_Description of the task:_
Look through the entries below and show every line containing the word "placeholder".

_Recorded data:_
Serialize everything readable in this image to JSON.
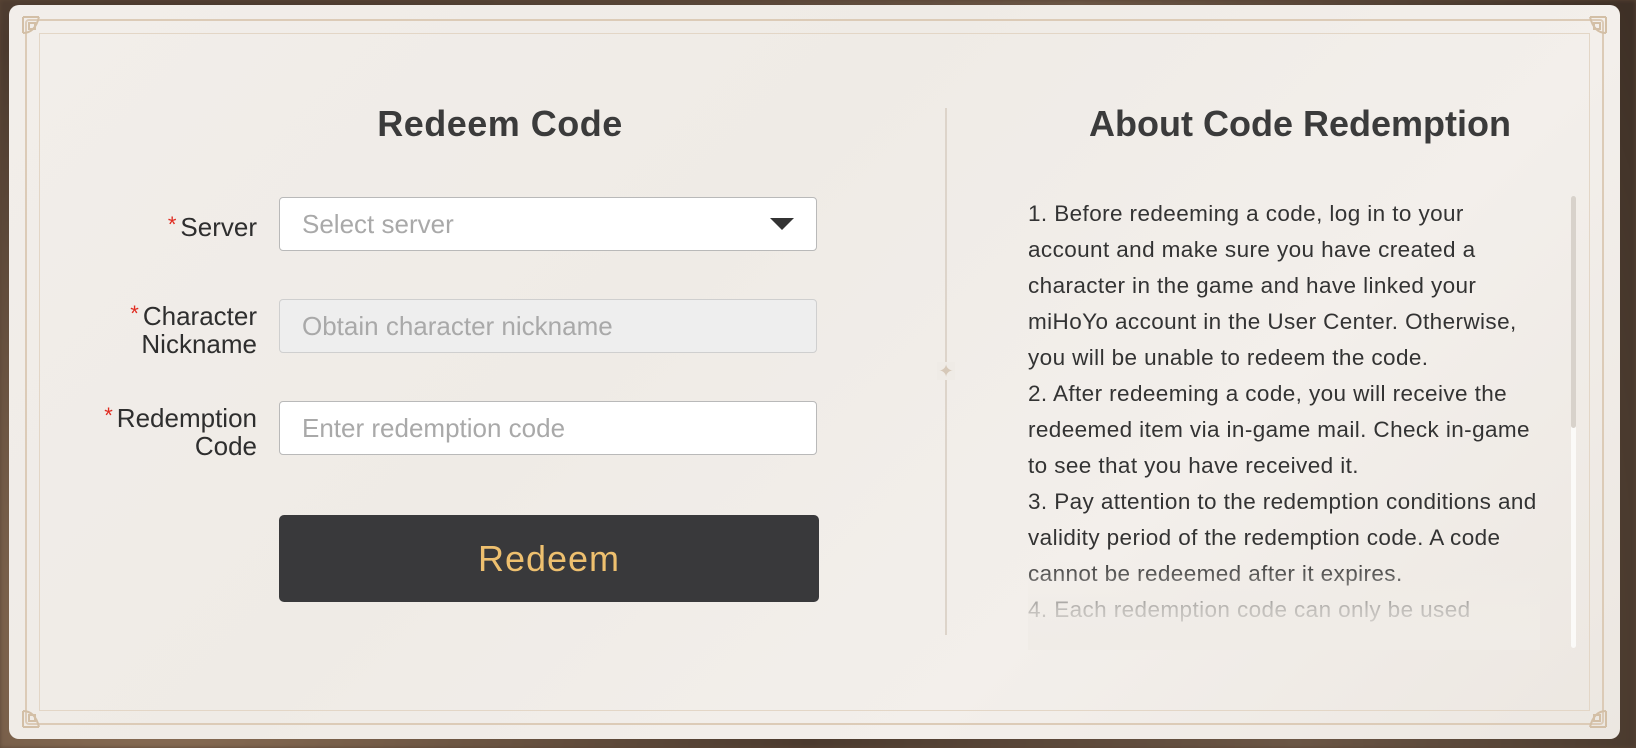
{
  "form": {
    "title": "Redeem Code",
    "required_mark": "*",
    "server": {
      "label": "Server",
      "placeholder": "Select server"
    },
    "nickname": {
      "label_line1": "Character",
      "label_line2": "Nickname",
      "placeholder": "Obtain character nickname"
    },
    "code": {
      "label_line1": "Redemption",
      "label_line2": "Code",
      "placeholder": "Enter redemption code"
    },
    "submit_label": "Redeem"
  },
  "about": {
    "title": "About Code Redemption",
    "items": [
      "1. Before redeeming a code, log in to your account and make sure you have created a character in the game and have linked your miHoYo account in the User Center. Otherwise, you will be unable to redeem the code.",
      "2. After redeeming a code, you will receive the redeemed item via in-game mail. Check in-game to see that you have received it.",
      "3. Pay attention to the redemption conditions and validity period of the redemption code. A code cannot be redeemed after it expires.",
      "4. Each redemption code can only be used"
    ]
  },
  "colors": {
    "button_bg": "#39393b",
    "button_text": "#eec06f",
    "required": "#e02b20",
    "frame": "#dccbb7"
  }
}
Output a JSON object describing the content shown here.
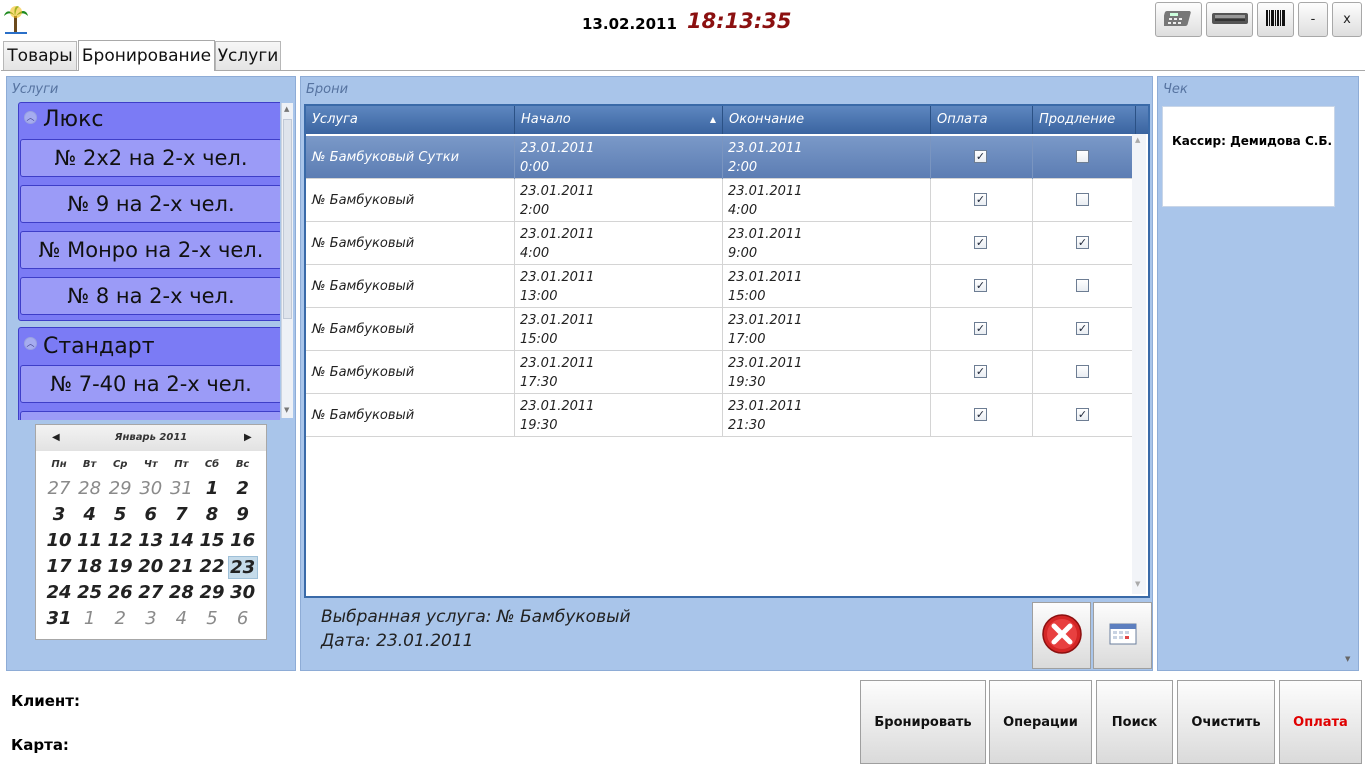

_Reply:_
      "placeholder": "Select server"
      "placeholder": "Obtain character nickname"
      "placeholder": "Enter redemption code"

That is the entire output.